I don’t know that I would say I was overly surprised with the results, but perhaps a little bit. Make no mistake, I finished that day absolutely exhausted. My legs were tired, my mind was tired and lots of things just hurt. The pain didn’t last especially long, but I more or less left everything out on the course. That said, I never faced a hill I could not climb without too much difficulty. Of course some had me tired and glad to be at the top. I did stop and rest multiple times (and not just at rest stops) but I did get through the event and never had any doubts that I would.
Running has not been put to quite as much of a test, though there is one example that suggests the training has been effective there as well.
In the first week of June, I had a work out that was an advanced aerobic running test. While I have never had my lactate threshold measured in a lab, we determined that it was roughly 157 bpm. I have a bit lower of a max heart rate number (165 by my latest measurement) so that’s pushing pretty far into Z5. My test involved doing four 17 minute intervals at just 2 to 5 bpm below the LT rate. The first two minutes were just to build up to the right HR and then do a full 15 minutes in that range. Each set had a five minute recovery between. I slowed down to walking pace for some of these just to give myself enough of a recovery to be able to do the next set. Despite the walks and slow recovery, I still completed the two hour workout with 13.3 miles. Not my fastest half marathon time, but not too far off either.

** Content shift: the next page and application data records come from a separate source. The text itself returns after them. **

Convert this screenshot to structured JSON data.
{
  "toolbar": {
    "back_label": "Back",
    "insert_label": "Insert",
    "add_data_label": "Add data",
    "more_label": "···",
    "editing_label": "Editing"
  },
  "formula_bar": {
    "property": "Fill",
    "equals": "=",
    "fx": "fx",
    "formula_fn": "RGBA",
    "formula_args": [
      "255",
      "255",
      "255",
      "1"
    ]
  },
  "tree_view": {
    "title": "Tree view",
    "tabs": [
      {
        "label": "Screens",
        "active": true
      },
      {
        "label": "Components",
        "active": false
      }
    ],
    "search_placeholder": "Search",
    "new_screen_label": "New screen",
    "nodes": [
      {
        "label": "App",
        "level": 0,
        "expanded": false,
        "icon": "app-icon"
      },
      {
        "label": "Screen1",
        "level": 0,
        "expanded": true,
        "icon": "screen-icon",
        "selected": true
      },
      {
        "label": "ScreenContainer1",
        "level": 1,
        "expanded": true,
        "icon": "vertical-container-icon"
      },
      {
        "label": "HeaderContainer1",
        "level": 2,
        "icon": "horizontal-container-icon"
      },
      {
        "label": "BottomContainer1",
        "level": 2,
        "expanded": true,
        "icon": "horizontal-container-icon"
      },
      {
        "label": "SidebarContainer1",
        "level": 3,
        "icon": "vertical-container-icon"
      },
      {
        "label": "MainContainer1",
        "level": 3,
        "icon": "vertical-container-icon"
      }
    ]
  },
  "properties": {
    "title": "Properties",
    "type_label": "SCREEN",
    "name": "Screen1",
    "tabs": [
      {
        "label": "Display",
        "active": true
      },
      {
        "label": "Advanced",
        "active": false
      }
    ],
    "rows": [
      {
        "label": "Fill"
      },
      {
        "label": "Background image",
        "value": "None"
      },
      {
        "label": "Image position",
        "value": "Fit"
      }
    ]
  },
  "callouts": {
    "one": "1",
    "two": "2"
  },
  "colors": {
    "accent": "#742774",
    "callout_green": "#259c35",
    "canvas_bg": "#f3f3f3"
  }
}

Of course, the real test of the running will be in September when I compete in the Harvest Moon 70.3 race. I have a self-supported 70.3 and an Olympic distance race between now and then which will also be decent gauges of my performance.
It would not be honest of me to say that this training has been easy. I’ve often been so thoroughly exhausted that I want to just lie and down and sleep for about a week. The last three days featured not a brick but two bricks (Sunday and then Tuesday) both characterized by a run that involved going into Z5 multiple times. It’s the kind of pain and suffering that is difficult to ignore. Driving me on however, is both my belief and the tangible proof that all of this is working. I’ve lost a lot of weight in the last year (about 14 pounds compared to this date in 2013) and I’m swimming biking and running faster than I ever have. At 44 years old, that’s pretty encouraging!
Each of us has to walk our own path so I again want to emphasize that my sharing of the experiences I’ve had is not necessarily advocacy. If you are one who is finding that their training plan (despite having faithfully executed it) is not creating desired results, you might want to try this method. If you do so, don’t forget, plenty of rest and recovery is key. My recovery weeks are roughly 2/3 the intensity and length of the other weeks. Trust me, I don’t lose any conditioning in that time!
Thanks for reading and have a great July 4weekend!